For most of the day, Laura McCoy is either busy teaching a class of young Fort Wayne Community Schools students – or ushering the next class through the doors of her music room.
She uses her lunch hour to meet with St. Joseph Elementary student choir groups so they don’t miss out on valuable academic time.
“I’ve learned to work straight through lunch so I’m not at school all night,” McCoy explained. “After school, I pull out materials for the next day, organize and make copies. … I’m usually leaving by 4:30 or 5 p.m., but I take work home as well.”
Local teachers making some of the highest wages in Allen County school districts aren’t necessarily those working the traditional school day, but rather the teachers coming in early, leaving late and dedicating part of their summer to students.
The top-paid teachers in Allen County teach every subject, according to salary information provided to The Journal Gazette through public records requests.
Indeed, at a time when some educators are decrying a lack of funding for the arts, a band instructor is the highest-paid teacher at one local district and second-highest-paid at another.
An English teacher at South Side High School earned $98,671.07 last year, the most of any teacher in the county.
Taking on more
School officials said there are reasons why some teachers receive higher salaries than their peers based on experience and extracurricular activities. Like coaches do, band directors, agriculture teachers and others receive additional compensation, said Julie Hyndman, president of the Fort Wayne Education Association.
The additional compensation is a percentage based on the individual’s salary and a scale determining how much each director will receive, she explained.
“And there are additional responsibilities that go along with that,” Hyndman said.
Teachers who dedicate the most hours are paid accordingly, explained Northwest Allen County Schools Superintendent Chris Himsel.
“The people who are higher-paid are also those who are working more days and longer hours and take on more responsibilities,” he said.
For example, the district’s agriculture teacher makes more than other teachers because she works an extended contract, he explained.
The teacher oversees the district’s agriculture science classes and FFA program.
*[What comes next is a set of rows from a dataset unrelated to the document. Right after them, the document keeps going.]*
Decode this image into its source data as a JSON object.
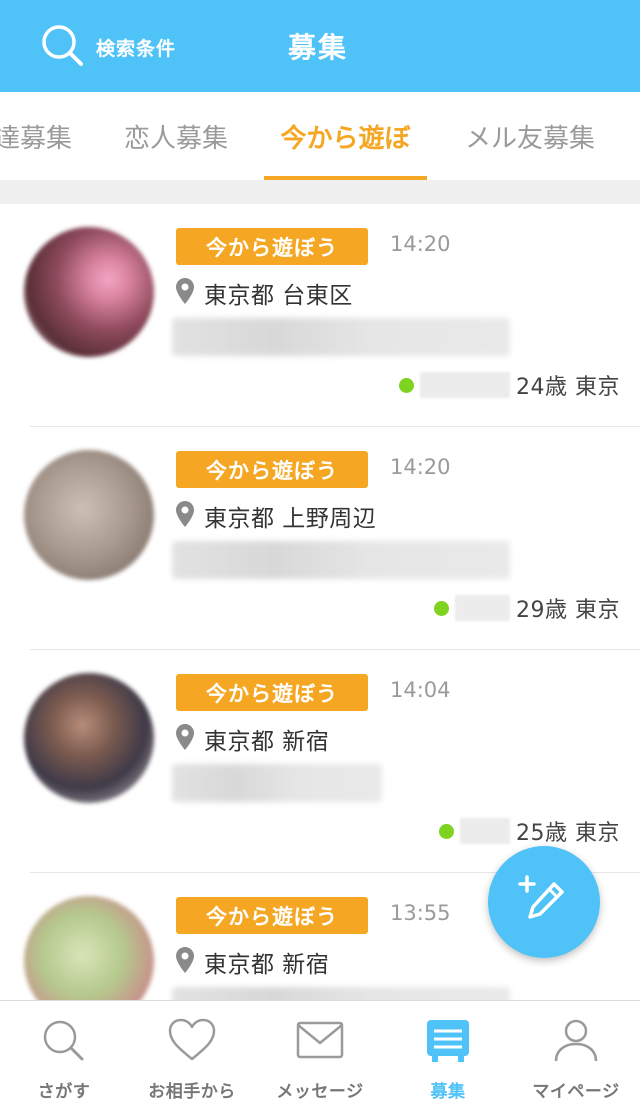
{
  "header": {
    "search_label": "検索条件",
    "title": "募集"
  },
  "tabs": [
    {
      "label": "達募集",
      "active": false
    },
    {
      "label": "恋人募集",
      "active": false
    },
    {
      "label": "今から遊ぼ",
      "active": true
    },
    {
      "label": "メル友募集",
      "active": false
    }
  ],
  "posts": [
    {
      "badge": "今から遊ぼう",
      "time": "14:20",
      "location": "東京都 台東区",
      "age_area": "24歳 東京",
      "online": true
    },
    {
      "badge": "今から遊ぼう",
      "time": "14:20",
      "location": "東京都 上野周辺",
      "age_area": "29歳 東京",
      "online": true
    },
    {
      "badge": "今から遊ぼう",
      "time": "14:04",
      "location": "東京都 新宿",
      "age_area": "25歳 東京",
      "online": true
    },
    {
      "badge": "今から遊ぼう",
      "time": "13:55",
      "location": "東京都 新宿",
      "age_area": "",
      "online": true
    }
  ],
  "bottom_nav": [
    {
      "label": "さがす",
      "icon": "search-icon",
      "active": false
    },
    {
      "label": "お相手から",
      "icon": "heart-icon",
      "active": false
    },
    {
      "label": "メッセージ",
      "icon": "envelope-icon",
      "active": false
    },
    {
      "label": "募集",
      "icon": "board-icon",
      "active": true
    },
    {
      "label": "マイページ",
      "icon": "person-icon",
      "active": false
    }
  ],
  "fab": {
    "icon": "new-post-pencil-icon"
  },
  "colors": {
    "header": "#4fc3f7",
    "accent": "#f5a623",
    "online": "#7ed321",
    "nav_active": "#4fc3f7"
  }
}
She teaches classes, but also works with about 170 students in the summer or before and after school, depending on the season, Himsel said.
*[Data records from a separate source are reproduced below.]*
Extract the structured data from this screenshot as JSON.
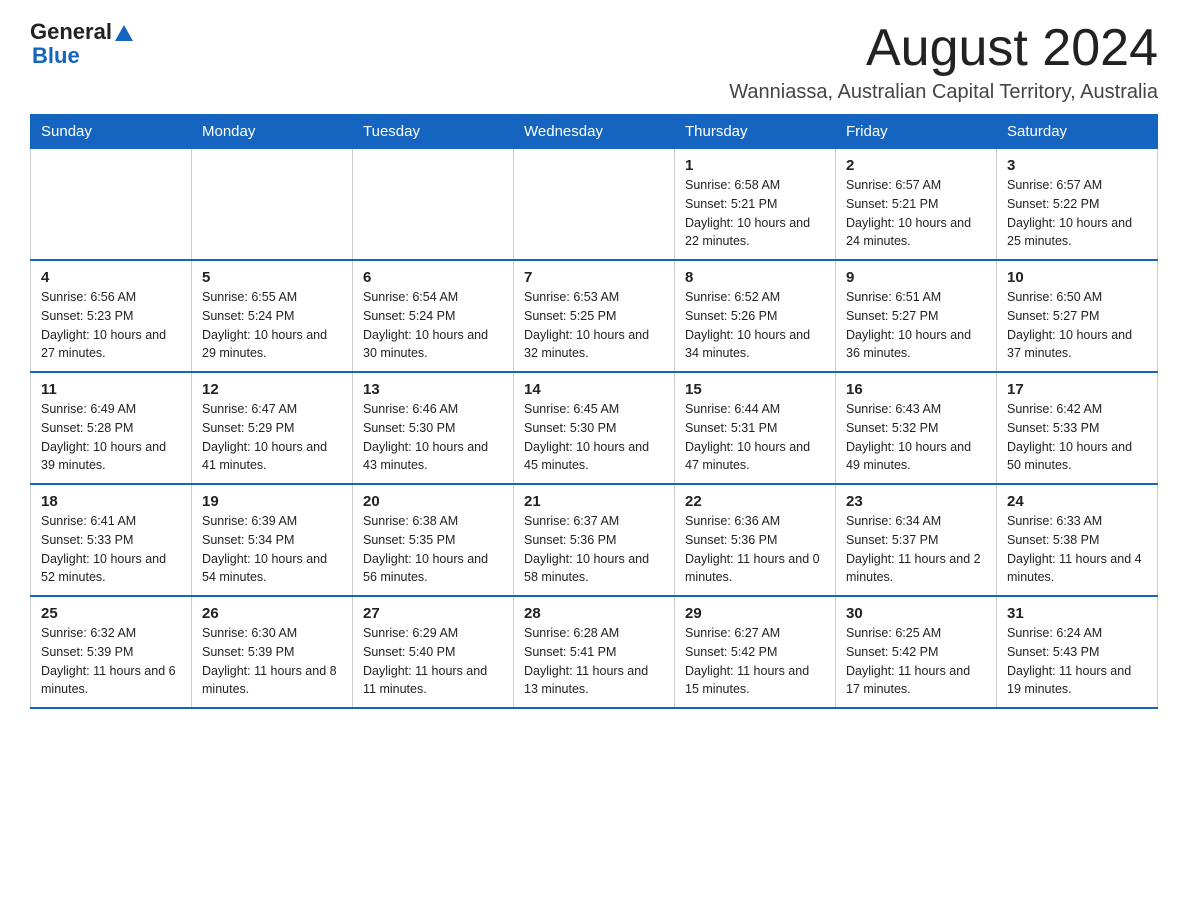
{
  "logo": {
    "general": "General",
    "blue": "Blue"
  },
  "header": {
    "month_year": "August 2024",
    "location": "Wanniassa, Australian Capital Territory, Australia"
  },
  "days_of_week": [
    "Sunday",
    "Monday",
    "Tuesday",
    "Wednesday",
    "Thursday",
    "Friday",
    "Saturday"
  ],
  "weeks": [
    [
      {
        "day": "",
        "info": ""
      },
      {
        "day": "",
        "info": ""
      },
      {
        "day": "",
        "info": ""
      },
      {
        "day": "",
        "info": ""
      },
      {
        "day": "1",
        "info": "Sunrise: 6:58 AM\nSunset: 5:21 PM\nDaylight: 10 hours and 22 minutes."
      },
      {
        "day": "2",
        "info": "Sunrise: 6:57 AM\nSunset: 5:21 PM\nDaylight: 10 hours and 24 minutes."
      },
      {
        "day": "3",
        "info": "Sunrise: 6:57 AM\nSunset: 5:22 PM\nDaylight: 10 hours and 25 minutes."
      }
    ],
    [
      {
        "day": "4",
        "info": "Sunrise: 6:56 AM\nSunset: 5:23 PM\nDaylight: 10 hours and 27 minutes."
      },
      {
        "day": "5",
        "info": "Sunrise: 6:55 AM\nSunset: 5:24 PM\nDaylight: 10 hours and 29 minutes."
      },
      {
        "day": "6",
        "info": "Sunrise: 6:54 AM\nSunset: 5:24 PM\nDaylight: 10 hours and 30 minutes."
      },
      {
        "day": "7",
        "info": "Sunrise: 6:53 AM\nSunset: 5:25 PM\nDaylight: 10 hours and 32 minutes."
      },
      {
        "day": "8",
        "info": "Sunrise: 6:52 AM\nSunset: 5:26 PM\nDaylight: 10 hours and 34 minutes."
      },
      {
        "day": "9",
        "info": "Sunrise: 6:51 AM\nSunset: 5:27 PM\nDaylight: 10 hours and 36 minutes."
      },
      {
        "day": "10",
        "info": "Sunrise: 6:50 AM\nSunset: 5:27 PM\nDaylight: 10 hours and 37 minutes."
      }
    ],
    [
      {
        "day": "11",
        "info": "Sunrise: 6:49 AM\nSunset: 5:28 PM\nDaylight: 10 hours and 39 minutes."
      },
      {
        "day": "12",
        "info": "Sunrise: 6:47 AM\nSunset: 5:29 PM\nDaylight: 10 hours and 41 minutes."
      },
      {
        "day": "13",
        "info": "Sunrise: 6:46 AM\nSunset: 5:30 PM\nDaylight: 10 hours and 43 minutes."
      },
      {
        "day": "14",
        "info": "Sunrise: 6:45 AM\nSunset: 5:30 PM\nDaylight: 10 hours and 45 minutes."
      },
      {
        "day": "15",
        "info": "Sunrise: 6:44 AM\nSunset: 5:31 PM\nDaylight: 10 hours and 47 minutes."
      },
      {
        "day": "16",
        "info": "Sunrise: 6:43 AM\nSunset: 5:32 PM\nDaylight: 10 hours and 49 minutes."
      },
      {
        "day": "17",
        "info": "Sunrise: 6:42 AM\nSunset: 5:33 PM\nDaylight: 10 hours and 50 minutes."
      }
    ],
    [
      {
        "day": "18",
        "info": "Sunrise: 6:41 AM\nSunset: 5:33 PM\nDaylight: 10 hours and 52 minutes."
      },
      {
        "day": "19",
        "info": "Sunrise: 6:39 AM\nSunset: 5:34 PM\nDaylight: 10 hours and 54 minutes."
      },
      {
        "day": "20",
        "info": "Sunrise: 6:38 AM\nSunset: 5:35 PM\nDaylight: 10 hours and 56 minutes."
      },
      {
        "day": "21",
        "info": "Sunrise: 6:37 AM\nSunset: 5:36 PM\nDaylight: 10 hours and 58 minutes."
      },
      {
        "day": "22",
        "info": "Sunrise: 6:36 AM\nSunset: 5:36 PM\nDaylight: 11 hours and 0 minutes."
      },
      {
        "day": "23",
        "info": "Sunrise: 6:34 AM\nSunset: 5:37 PM\nDaylight: 11 hours and 2 minutes."
      },
      {
        "day": "24",
        "info": "Sunrise: 6:33 AM\nSunset: 5:38 PM\nDaylight: 11 hours and 4 minutes."
      }
    ],
    [
      {
        "day": "25",
        "info": "Sunrise: 6:32 AM\nSunset: 5:39 PM\nDaylight: 11 hours and 6 minutes."
      },
      {
        "day": "26",
        "info": "Sunrise: 6:30 AM\nSunset: 5:39 PM\nDaylight: 11 hours and 8 minutes."
      },
      {
        "day": "27",
        "info": "Sunrise: 6:29 AM\nSunset: 5:40 PM\nDaylight: 11 hours and 11 minutes."
      },
      {
        "day": "28",
        "info": "Sunrise: 6:28 AM\nSunset: 5:41 PM\nDaylight: 11 hours and 13 minutes."
      },
      {
        "day": "29",
        "info": "Sunrise: 6:27 AM\nSunset: 5:42 PM\nDaylight: 11 hours and 15 minutes."
      },
      {
        "day": "30",
        "info": "Sunrise: 6:25 AM\nSunset: 5:42 PM\nDaylight: 11 hours and 17 minutes."
      },
      {
        "day": "31",
        "info": "Sunrise: 6:24 AM\nSunset: 5:43 PM\nDaylight: 11 hours and 19 minutes."
      }
    ]
  ]
}
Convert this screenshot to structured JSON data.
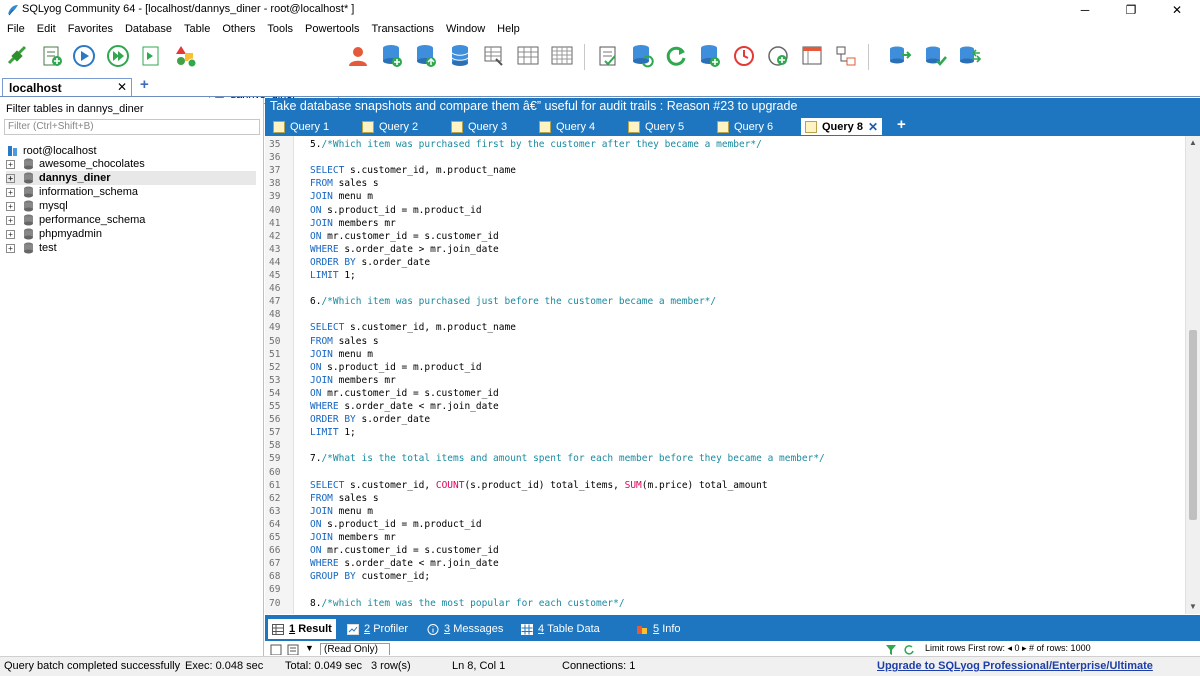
{
  "window": {
    "title": "SQLyog Community 64 - [localhost/dannys_diner - root@localhost* ]",
    "minimize": "─",
    "restore": "❐",
    "close": "✕"
  },
  "menu": [
    "File",
    "Edit",
    "Favorites",
    "Database",
    "Table",
    "Others",
    "Tools",
    "Powertools",
    "Transactions",
    "Window",
    "Help"
  ],
  "toolbar": {
    "database_select": "dannys_diner"
  },
  "connection_tabs": {
    "active": "localhost",
    "close": "✕",
    "add": "+"
  },
  "object_browser": {
    "filter_label": "Filter tables in dannys_diner",
    "filter_placeholder": "Filter (Ctrl+Shift+B)",
    "root": "root@localhost",
    "databases": [
      "awesome_chocolates",
      "dannys_diner",
      "information_schema",
      "mysql",
      "performance_schema",
      "phpmyadmin",
      "test"
    ],
    "active_database": "dannys_diner",
    "expander": "+"
  },
  "banner": "Take database snapshots and compare them â€” useful for audit trails : Reason #23 to upgrade",
  "query_tabs": {
    "tabs": [
      "Query 1",
      "Query 2",
      "Query 3",
      "Query 4",
      "Query 5",
      "Query 6",
      "Query 8"
    ],
    "active": "Query 8",
    "close": "✕",
    "add": "+"
  },
  "editor": {
    "lines": [
      {
        "n": "35",
        "t": "5./*Which item was purchased first by the customer after they became a member*/"
      },
      {
        "n": "36",
        "t": ""
      },
      {
        "n": "37",
        "t": "SELECT s.customer_id, m.product_name"
      },
      {
        "n": "38",
        "t": "FROM sales s"
      },
      {
        "n": "39",
        "t": "JOIN menu m"
      },
      {
        "n": "40",
        "t": "ON s.product_id = m.product_id"
      },
      {
        "n": "41",
        "t": "JOIN members mr"
      },
      {
        "n": "42",
        "t": "ON mr.customer_id = s.customer_id"
      },
      {
        "n": "43",
        "t": "WHERE s.order_date > mr.join_date"
      },
      {
        "n": "44",
        "t": "ORDER BY s.order_date"
      },
      {
        "n": "45",
        "t": "LIMIT 1;"
      },
      {
        "n": "46",
        "t": ""
      },
      {
        "n": "47",
        "t": "6./*Which item was purchased just before the customer became a member*/"
      },
      {
        "n": "48",
        "t": ""
      },
      {
        "n": "49",
        "t": "SELECT s.customer_id, m.product_name"
      },
      {
        "n": "50",
        "t": "FROM sales s"
      },
      {
        "n": "51",
        "t": "JOIN menu m"
      },
      {
        "n": "52",
        "t": "ON s.product_id = m.product_id"
      },
      {
        "n": "53",
        "t": "JOIN members mr"
      },
      {
        "n": "54",
        "t": "ON mr.customer_id = s.customer_id"
      },
      {
        "n": "55",
        "t": "WHERE s.order_date < mr.join_date"
      },
      {
        "n": "56",
        "t": "ORDER BY s.order_date"
      },
      {
        "n": "57",
        "t": "LIMIT 1;"
      },
      {
        "n": "58",
        "t": ""
      },
      {
        "n": "59",
        "t": "7./*What is the total items and amount spent for each member before they became a member*/"
      },
      {
        "n": "60",
        "t": ""
      },
      {
        "n": "61",
        "t": "SELECT s.customer_id, COUNT(s.product_id) total_items, SUM(m.price) total_amount"
      },
      {
        "n": "62",
        "t": "FROM sales s"
      },
      {
        "n": "63",
        "t": "JOIN menu m"
      },
      {
        "n": "64",
        "t": "ON s.product_id = m.product_id"
      },
      {
        "n": "65",
        "t": "JOIN members mr"
      },
      {
        "n": "66",
        "t": "ON mr.customer_id = s.customer_id"
      },
      {
        "n": "67",
        "t": "WHERE s.order_date < mr.join_date"
      },
      {
        "n": "68",
        "t": "GROUP BY customer_id;"
      },
      {
        "n": "69",
        "t": ""
      },
      {
        "n": "70",
        "t": "8./*which item was the most popular for each customer*/"
      }
    ]
  },
  "result_tabs": [
    {
      "num": "1",
      "label": "Result"
    },
    {
      "num": "2",
      "label": "Profiler"
    },
    {
      "num": "3",
      "label": "Messages"
    },
    {
      "num": "4",
      "label": "Table Data"
    },
    {
      "num": "5",
      "label": "Info"
    }
  ],
  "result_toolbar": {
    "mode": "(Read Only)",
    "limit_text": "Limit rows   First row:  ◂   0                ▸   # of rows:  1000"
  },
  "status": {
    "message": "Query batch completed successfully",
    "exec": "Exec: 0.048 sec",
    "total": "Total: 0.049 sec",
    "rows": "3 row(s)",
    "position": "Ln 8, Col 1",
    "connections": "Connections: 1",
    "upgrade": "Upgrade to SQLyog Professional/Enterprise/Ultimate"
  },
  "colors": {
    "accent": "#1e76c0",
    "keyword": "#1565c0",
    "comment": "#1a8aa0",
    "function": "#e0005a"
  },
  "icons": [
    "new-connection-icon",
    "new-query-icon",
    "execute-icon",
    "execute-all-icon",
    "stop-icon",
    "schema-icon",
    "user-manager-icon",
    "backup-icon",
    "restore-icon",
    "import-icon",
    "export-icon",
    "schedule-icon",
    "sync-icon",
    "refresh-icon"
  ]
}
“The growing season is during the summer, so for students in our FFA program, that’s really the peak time for doing projects and completing their work,” he said. “They plan in the winter, begin in the spring, execute those plans in the summer and finish up in the fall.”
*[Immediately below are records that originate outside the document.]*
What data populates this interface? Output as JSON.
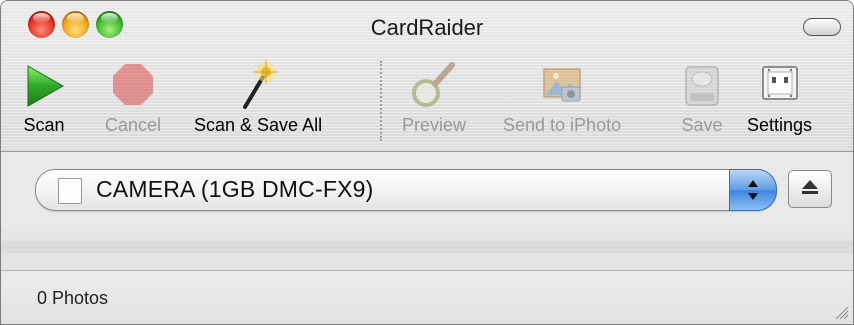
{
  "window": {
    "title": "CardRaider"
  },
  "toolbar": {
    "items": [
      {
        "label": "Scan",
        "icon": "play-icon",
        "enabled": true
      },
      {
        "label": "Cancel",
        "icon": "stop-icon",
        "enabled": false
      },
      {
        "label": "Scan & Save All",
        "icon": "magic-wand-icon",
        "enabled": true
      },
      {
        "label": "Preview",
        "icon": "magnifier-icon",
        "enabled": false
      },
      {
        "label": "Send to iPhoto",
        "icon": "iphoto-icon",
        "enabled": false
      },
      {
        "label": "Save",
        "icon": "disk-icon",
        "enabled": false
      },
      {
        "label": "Settings",
        "icon": "settings-switch-icon",
        "enabled": true
      }
    ]
  },
  "device": {
    "selected": "CAMERA (1GB DMC-FX9)"
  },
  "status": {
    "text": "0 Photos"
  },
  "colors": {
    "play_green": "#2ea82a",
    "stop_red": "#d9302a",
    "popup_blue": "#3e84e0"
  }
}
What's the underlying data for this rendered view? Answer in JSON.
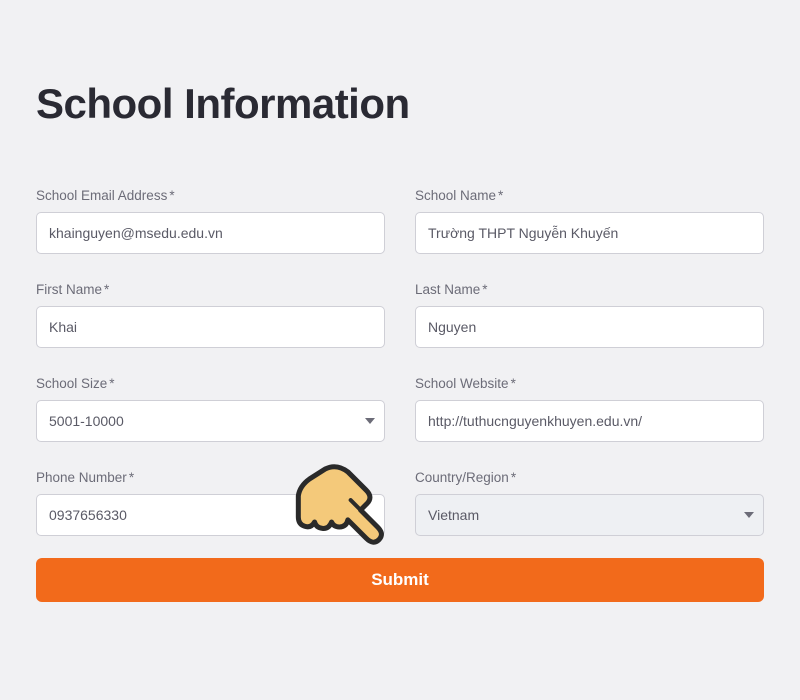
{
  "title": "School Information",
  "required_mark": "*",
  "labels": {
    "email": "School Email Address",
    "school_name": "School Name",
    "first_name": "First Name",
    "last_name": "Last Name",
    "school_size": "School Size",
    "school_website": "School Website",
    "phone": "Phone Number",
    "country": "Country/Region"
  },
  "values": {
    "email": "khainguyen@msedu.edu.vn",
    "school_name": "Trường THPT Nguyễn Khuyến",
    "first_name": "Khai",
    "last_name": "Nguyen",
    "school_size": "5001-10000",
    "school_website": "http://tuthucnguyenkhuyen.edu.vn/",
    "phone": "0937656330",
    "country": "Vietnam"
  },
  "buttons": {
    "submit": "Submit"
  },
  "colors": {
    "accent": "#f26a1b",
    "page_bg": "#f1f1f3"
  }
}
So unlike some teachers with traditional school year contracts, teachers carrying the weight of a full class load and before- or after-school activities that sometimes extend into the summer months have contracts that extend with their schedules, officials said.
For some schools, that might be a basketball or football coach, but for others it’s a band director, said Kirby Stahly, assistant superintendent of administrative services and business manager at East Allen County Schools.
“In general, the more assignments and duties they have on top of a normal teaching load, the more potential they have for those increased salaries,” Stahly said.
At EACS, the highest-paid teacher is Woodlan Intermediate School band director Robert Slattery. Stahly said Slattery’s position atop the teacher pay scale is likely because of the stipend he receives as marching band director.
“But we have lots of other teachers who receive stipends for additional duties assigned to them,” Stahly said. “And additional contracts for teachers who teach summer school.”
Two Homestead High School band directors at Southwest Allen County Schools also rank among the top-paid teachers for that district, according to salary data.
The band directors, Steven Barber and Bradley Wadkins, declined to comment.
Barber has been with the district 17 years and Wadkins has served for 21 years; their tenure contributes to their pay, said SACS Superintendent Steven Yager.
“It’s really something that’s evolved over their experiences here. They’ve been quite successful and have been down to the state finals many times over the years,” Yager said.
Barber and Wadkins arrive early in the morning and Yager said when he leaves at 5 or 5:30 p.m., they are still out practicing with students.
“I don’t begrudge anything they make,” Yager added. “They put in the time, and the results of their efforts speak for themselves.”
Lane Velayo said he’s pleased to hear local teachers who go above and beyond the classroom are being paid accordingly. Velayo serves as executive director of the Indiana Music Education Association, an organization that supports music education for students and professional development and services for music teachers.
“We recognize that they are on scale to make X, Y, or Z based on the school corporation. But we hope some of those salaries reflect the amount of time that our music teachers and band directors spend with their students both during the school day and outside of the school day.”
Most days, band teachers work with students before school to practice, during school for regularly scheduled courses and again after school to prepare for competitions and performances, Velayo said.
“And all of those expectations that come with the job are expectations that many other educators don’t have to deal with,” he added. “And they aren’t necessarily paid any extra for their work.”